Lifelong Wells Broker Sues Firm for Age, Gender Discrimination
A broker in upstate New York sued Wells Fargo Advisors on Wednesday for age and gender discrimination related to her manager’s alleged failure to include her in account distributions.
Judith A. Bovitz, 69, complained in the lawsuit filed in U.S. District Court in the Southern District of New York that a former branch manager in Albany gave lucrative account names “almost exclusively” to younger, male employees when brokers left for other firms or retired.
Bovitz, who has spent her 34-year career at Wells and its Prudential Securities predecessor, manages around $100 million in client assets, according to the complaint.
“I’ve lost hundreds of thousands of dollars a year because other advisors were given accounts,” Bovitz said in a phone interview from her home. “I’m sick and tired of being passed over.”
The wealth management unit of Wells Fargo & Co. in 2011 agreed to pay $32 million to settle a gender bias class-action suit with about 3,000 women advisors.
“Wells Fargo Advisors takes these allegations seriously and the company is reviewing,” Wells Advisors spokeswoman Jackie Knolhoff wrote in an e-mail. “We have a process for redistribution of client accounts following a financial advisor’s departure known as FABR (Financial Advisor Book Reassignment) and Ms. Bovitz participated in that process.”
Bovitz, whose BrokerCheck record indicates that Wells allows her to work from residences in South Carolina and New York, said she was transferred from the Albany branch in August to less desirable quarters in Saratoga Springs in retaliation for complaints she began making in 2014 to Wells’ human resources department.

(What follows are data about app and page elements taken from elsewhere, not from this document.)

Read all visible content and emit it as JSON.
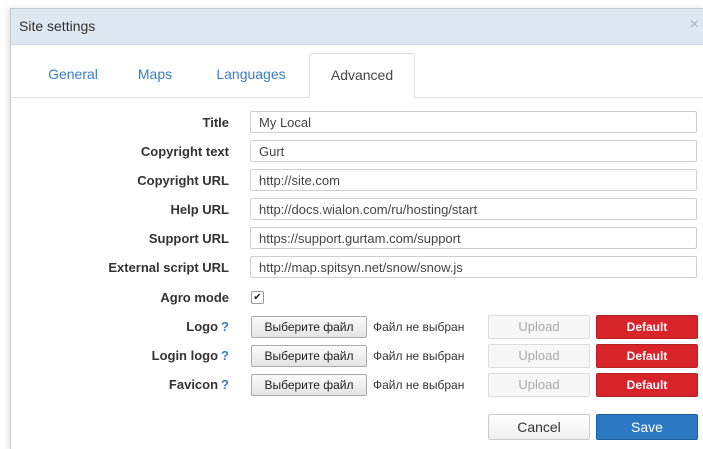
{
  "dialog": {
    "title": "Site settings",
    "close_glyph": "×"
  },
  "tabs": [
    {
      "label": "General"
    },
    {
      "label": "Maps"
    },
    {
      "label": "Languages"
    },
    {
      "label": "Advanced",
      "active": true
    }
  ],
  "fields": {
    "title": {
      "label": "Title",
      "value": "My Local"
    },
    "copyright_text": {
      "label": "Copyright text",
      "value": "Gurt"
    },
    "copyright_url": {
      "label": "Copyright URL",
      "value": "http://site.com"
    },
    "help_url": {
      "label": "Help URL",
      "value": "http://docs.wialon.com/ru/hosting/start"
    },
    "support_url": {
      "label": "Support URL",
      "value": "https://support.gurtam.com/support"
    },
    "external_script_url": {
      "label": "External script URL",
      "value": "http://map.spitsyn.net/snow/snow.js"
    }
  },
  "agro_mode": {
    "label": "Agro mode",
    "checked": true,
    "check_glyph": "✔"
  },
  "uploads": {
    "help_glyph": "?",
    "choose_label": "Выберите файл",
    "no_file_text": "Файл не выбран",
    "upload_label": "Upload",
    "default_label": "Default",
    "logo": {
      "label": "Logo"
    },
    "login_logo": {
      "label": "Login logo"
    },
    "favicon": {
      "label": "Favicon"
    }
  },
  "footer": {
    "cancel_label": "Cancel",
    "save_label": "Save"
  },
  "colors": {
    "accent_blue": "#2c78c2",
    "default_red": "#d9232b",
    "titlebar_bg": "#dde8f1",
    "link_blue": "#3a7ebf"
  }
}
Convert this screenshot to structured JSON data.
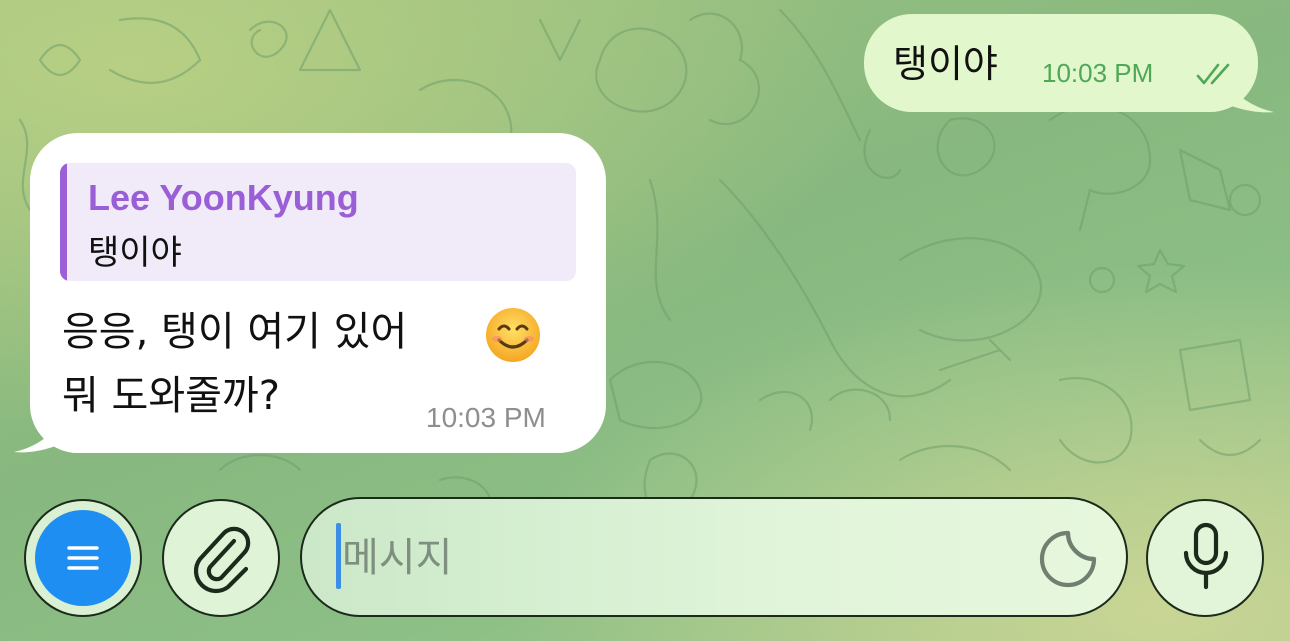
{
  "chat": {
    "outgoing": {
      "text": "탱이야",
      "time": "10:03 PM",
      "status_icon": "double-check-read-icon"
    },
    "incoming": {
      "reply_to": {
        "name": "Lee YoonKyung",
        "text": "탱이야"
      },
      "text_line1": "응응, 탱이 여기 있어",
      "text_line2": "뭐 도와줄까?",
      "emoji": "smiling-face-emoji",
      "time": "10:03 PM"
    }
  },
  "input_bar": {
    "menu_icon": "menu-icon",
    "attach_icon": "paperclip-icon",
    "placeholder": "메시지",
    "sticker_icon": "sticker-icon",
    "mic_icon": "microphone-icon"
  },
  "colors": {
    "outgoing_bubble": "#e2f7cc",
    "outgoing_time": "#4fa857",
    "reply_accent": "#9b5fd8",
    "menu_button": "#1e8ef2",
    "caret": "#3a8ee8"
  }
}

She said she was the only female advisor in the Albany branch.
Bovitz’ transfer followed escalation of her protests last February after she failed to receive leads on the accounts of two large brokers who left the firm, according to her complaint. She received the required permission to file the discrimination case from the U.S. Equal Employment Opportunity Commissions.
Linda Friedman, whose Chicago law firm negotiated the infamous “boom boom room” sex-discrimination settlement with Salomon Smith Barney 15 years ago, said that account distribution issues remain a problem on Wall Street, despite most firms having adopted more equitable lottery-like systems.
The systems are being subverted by pre-arranged account inheritances related to the formation of teams and of sun-setting account sales agreements, she said.
“The most common complaint we receive is that it’s cooked through teams, or pools or express provisions that allow assets to transfer [outside of] any objective system,” said Friedman.
Bovitz’ lawsuit names only one branch manager, Frank Dyer, but Bovitz believes that many managers excluded her from distributions on a consistent basis over her career, according to Robert Barravecchio, her Garden City, Long Island-based lawyer.
Dyer, who left Wells two years ago and is now a Merrill Lynch broker in Clifton Park, N.Y., said in a phone call that he was unaware of the filing and declined further comment. Dyer began his career as a broker in 1985, one year after Bovitz became a registered rep, according to their BrokerCheck records.
Bovitz said she has no plans to leave Wells.
“I plan on staying,” she said. “It’s just that they have to learn a lesson.”